* _Task directions_
Scan the following data for lines with "title" and state how many there are, as a number only.

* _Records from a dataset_
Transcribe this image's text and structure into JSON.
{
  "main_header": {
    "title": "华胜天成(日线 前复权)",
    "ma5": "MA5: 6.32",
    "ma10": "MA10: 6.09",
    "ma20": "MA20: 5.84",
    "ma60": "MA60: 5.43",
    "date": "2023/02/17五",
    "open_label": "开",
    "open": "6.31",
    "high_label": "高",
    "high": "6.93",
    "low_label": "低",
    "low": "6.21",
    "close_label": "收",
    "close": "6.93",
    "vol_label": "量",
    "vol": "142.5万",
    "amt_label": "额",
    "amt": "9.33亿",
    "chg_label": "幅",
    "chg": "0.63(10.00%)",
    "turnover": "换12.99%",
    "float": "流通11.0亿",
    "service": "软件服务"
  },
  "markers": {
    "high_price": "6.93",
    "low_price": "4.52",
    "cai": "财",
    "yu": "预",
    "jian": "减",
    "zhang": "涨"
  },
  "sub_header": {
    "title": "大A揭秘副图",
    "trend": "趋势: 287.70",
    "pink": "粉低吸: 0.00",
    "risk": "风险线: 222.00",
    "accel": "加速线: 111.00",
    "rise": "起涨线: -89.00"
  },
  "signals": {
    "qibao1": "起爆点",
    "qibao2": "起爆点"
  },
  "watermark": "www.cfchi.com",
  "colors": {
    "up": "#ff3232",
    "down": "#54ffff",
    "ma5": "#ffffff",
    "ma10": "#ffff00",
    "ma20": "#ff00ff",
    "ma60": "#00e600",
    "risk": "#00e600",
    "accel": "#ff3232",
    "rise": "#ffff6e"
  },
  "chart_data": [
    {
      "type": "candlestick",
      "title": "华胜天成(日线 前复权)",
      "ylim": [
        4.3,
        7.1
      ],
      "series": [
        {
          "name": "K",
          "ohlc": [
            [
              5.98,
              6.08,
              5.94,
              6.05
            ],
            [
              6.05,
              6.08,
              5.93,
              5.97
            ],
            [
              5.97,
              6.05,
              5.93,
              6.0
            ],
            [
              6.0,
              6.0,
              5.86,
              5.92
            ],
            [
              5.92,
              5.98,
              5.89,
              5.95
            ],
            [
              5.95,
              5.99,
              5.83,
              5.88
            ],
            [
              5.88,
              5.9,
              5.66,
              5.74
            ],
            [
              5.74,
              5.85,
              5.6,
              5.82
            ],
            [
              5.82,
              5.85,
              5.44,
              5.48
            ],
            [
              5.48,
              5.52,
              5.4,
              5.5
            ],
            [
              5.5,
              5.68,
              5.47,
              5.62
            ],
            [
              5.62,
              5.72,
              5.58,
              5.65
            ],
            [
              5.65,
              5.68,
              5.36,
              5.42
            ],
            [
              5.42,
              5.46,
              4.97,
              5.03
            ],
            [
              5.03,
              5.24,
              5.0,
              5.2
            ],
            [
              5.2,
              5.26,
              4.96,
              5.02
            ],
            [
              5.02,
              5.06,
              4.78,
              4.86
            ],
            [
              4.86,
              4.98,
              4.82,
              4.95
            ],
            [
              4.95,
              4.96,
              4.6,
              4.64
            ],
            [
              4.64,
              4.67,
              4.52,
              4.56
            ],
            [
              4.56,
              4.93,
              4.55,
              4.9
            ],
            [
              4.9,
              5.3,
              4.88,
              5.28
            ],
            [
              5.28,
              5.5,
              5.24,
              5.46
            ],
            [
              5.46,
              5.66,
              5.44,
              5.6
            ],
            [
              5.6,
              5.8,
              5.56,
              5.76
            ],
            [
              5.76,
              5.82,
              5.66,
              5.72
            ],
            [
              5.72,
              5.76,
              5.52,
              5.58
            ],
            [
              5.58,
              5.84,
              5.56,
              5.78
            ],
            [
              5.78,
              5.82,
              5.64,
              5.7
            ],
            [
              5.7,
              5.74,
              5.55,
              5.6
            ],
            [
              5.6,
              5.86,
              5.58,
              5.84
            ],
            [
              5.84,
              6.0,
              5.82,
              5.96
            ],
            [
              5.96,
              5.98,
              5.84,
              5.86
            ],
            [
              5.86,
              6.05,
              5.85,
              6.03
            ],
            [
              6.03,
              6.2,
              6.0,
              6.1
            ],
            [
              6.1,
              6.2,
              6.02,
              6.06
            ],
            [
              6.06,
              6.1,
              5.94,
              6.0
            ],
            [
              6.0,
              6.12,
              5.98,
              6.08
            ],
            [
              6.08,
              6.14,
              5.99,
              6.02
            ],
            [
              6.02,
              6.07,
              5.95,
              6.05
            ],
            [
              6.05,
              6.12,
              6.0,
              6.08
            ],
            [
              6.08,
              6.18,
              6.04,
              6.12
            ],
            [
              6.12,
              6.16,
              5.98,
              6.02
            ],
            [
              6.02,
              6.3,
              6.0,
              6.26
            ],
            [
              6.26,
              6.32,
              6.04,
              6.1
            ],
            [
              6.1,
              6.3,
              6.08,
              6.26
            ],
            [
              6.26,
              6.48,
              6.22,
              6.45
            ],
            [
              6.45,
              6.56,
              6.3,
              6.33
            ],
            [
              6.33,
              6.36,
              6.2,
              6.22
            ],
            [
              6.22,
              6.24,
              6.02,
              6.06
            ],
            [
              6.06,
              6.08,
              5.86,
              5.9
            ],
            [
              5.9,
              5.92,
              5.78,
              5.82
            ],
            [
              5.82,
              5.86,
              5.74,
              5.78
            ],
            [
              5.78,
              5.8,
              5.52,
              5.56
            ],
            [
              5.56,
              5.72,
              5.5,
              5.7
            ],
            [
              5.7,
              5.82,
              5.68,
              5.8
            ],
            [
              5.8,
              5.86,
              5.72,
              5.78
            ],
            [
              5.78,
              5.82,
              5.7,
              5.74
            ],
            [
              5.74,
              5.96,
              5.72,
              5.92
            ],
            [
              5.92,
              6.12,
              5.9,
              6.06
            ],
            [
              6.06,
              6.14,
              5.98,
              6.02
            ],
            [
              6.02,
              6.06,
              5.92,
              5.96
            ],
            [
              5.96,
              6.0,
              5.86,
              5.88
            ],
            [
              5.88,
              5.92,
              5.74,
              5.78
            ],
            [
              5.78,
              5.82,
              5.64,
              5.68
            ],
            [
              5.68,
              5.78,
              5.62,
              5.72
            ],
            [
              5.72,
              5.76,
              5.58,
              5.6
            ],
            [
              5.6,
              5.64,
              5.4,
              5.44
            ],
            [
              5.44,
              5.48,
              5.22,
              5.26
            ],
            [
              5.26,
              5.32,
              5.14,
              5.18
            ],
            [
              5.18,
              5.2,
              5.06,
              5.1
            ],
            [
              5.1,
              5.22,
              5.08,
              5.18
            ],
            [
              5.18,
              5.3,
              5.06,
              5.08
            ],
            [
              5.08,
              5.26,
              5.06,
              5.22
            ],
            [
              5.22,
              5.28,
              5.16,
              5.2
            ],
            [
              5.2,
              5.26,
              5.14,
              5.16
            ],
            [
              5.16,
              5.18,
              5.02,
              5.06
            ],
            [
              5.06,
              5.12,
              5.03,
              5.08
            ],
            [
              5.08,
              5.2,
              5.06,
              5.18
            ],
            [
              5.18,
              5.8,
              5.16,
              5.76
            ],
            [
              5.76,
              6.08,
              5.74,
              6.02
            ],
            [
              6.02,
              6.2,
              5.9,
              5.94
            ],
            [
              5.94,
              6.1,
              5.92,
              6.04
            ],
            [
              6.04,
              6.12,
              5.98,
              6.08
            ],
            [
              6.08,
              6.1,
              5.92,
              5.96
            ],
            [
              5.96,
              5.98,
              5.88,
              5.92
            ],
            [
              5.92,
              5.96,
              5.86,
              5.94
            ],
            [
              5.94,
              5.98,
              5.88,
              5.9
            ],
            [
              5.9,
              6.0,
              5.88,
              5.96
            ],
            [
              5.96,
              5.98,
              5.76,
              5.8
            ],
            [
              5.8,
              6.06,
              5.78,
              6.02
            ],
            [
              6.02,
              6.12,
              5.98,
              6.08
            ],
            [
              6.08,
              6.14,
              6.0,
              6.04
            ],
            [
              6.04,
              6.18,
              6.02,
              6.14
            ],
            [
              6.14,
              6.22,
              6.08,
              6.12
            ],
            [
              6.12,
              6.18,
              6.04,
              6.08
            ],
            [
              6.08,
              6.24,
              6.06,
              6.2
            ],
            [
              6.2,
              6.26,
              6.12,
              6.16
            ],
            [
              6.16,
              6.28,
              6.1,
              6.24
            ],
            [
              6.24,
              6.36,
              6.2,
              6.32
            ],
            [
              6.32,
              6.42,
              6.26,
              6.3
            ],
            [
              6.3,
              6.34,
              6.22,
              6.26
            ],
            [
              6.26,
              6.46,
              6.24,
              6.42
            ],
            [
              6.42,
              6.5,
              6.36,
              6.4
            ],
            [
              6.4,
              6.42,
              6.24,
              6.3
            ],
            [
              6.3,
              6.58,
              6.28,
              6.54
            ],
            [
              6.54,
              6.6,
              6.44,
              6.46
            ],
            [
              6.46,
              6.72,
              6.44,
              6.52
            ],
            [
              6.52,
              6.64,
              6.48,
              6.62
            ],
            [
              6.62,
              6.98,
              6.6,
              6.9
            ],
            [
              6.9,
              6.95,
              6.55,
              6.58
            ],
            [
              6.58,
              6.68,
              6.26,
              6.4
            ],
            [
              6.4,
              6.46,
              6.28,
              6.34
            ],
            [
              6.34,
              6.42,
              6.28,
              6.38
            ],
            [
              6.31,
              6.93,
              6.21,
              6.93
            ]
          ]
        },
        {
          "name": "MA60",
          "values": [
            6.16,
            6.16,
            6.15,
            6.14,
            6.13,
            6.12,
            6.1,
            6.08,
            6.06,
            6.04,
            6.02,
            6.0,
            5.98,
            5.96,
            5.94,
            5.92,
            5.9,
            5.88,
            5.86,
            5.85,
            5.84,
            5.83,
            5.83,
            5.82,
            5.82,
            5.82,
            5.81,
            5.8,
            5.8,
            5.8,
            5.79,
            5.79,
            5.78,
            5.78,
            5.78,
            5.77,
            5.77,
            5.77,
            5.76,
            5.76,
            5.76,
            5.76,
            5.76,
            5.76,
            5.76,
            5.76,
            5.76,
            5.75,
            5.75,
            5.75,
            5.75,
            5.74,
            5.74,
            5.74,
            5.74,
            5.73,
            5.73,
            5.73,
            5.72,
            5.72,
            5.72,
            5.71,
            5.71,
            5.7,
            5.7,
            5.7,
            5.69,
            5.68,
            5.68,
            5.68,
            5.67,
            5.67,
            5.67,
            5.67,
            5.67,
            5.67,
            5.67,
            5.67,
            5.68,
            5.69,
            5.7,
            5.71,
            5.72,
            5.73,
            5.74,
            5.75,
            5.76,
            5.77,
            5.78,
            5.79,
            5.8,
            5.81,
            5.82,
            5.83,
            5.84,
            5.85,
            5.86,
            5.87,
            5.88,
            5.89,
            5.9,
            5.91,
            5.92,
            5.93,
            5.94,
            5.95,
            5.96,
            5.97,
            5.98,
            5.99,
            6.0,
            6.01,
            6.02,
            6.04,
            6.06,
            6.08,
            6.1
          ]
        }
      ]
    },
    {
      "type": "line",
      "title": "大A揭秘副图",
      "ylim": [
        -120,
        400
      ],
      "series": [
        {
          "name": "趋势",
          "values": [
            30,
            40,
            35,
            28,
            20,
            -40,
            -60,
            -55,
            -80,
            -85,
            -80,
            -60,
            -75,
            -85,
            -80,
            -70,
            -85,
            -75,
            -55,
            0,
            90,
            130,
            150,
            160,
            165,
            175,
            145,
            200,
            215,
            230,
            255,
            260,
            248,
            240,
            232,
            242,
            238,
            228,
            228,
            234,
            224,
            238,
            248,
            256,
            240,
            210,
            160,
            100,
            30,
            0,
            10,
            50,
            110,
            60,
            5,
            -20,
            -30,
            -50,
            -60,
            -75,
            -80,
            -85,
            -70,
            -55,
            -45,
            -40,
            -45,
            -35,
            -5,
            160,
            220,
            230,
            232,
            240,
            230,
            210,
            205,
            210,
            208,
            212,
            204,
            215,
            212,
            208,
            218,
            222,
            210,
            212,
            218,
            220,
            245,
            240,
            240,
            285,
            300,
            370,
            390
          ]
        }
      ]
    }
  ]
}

* _Expected answer_
4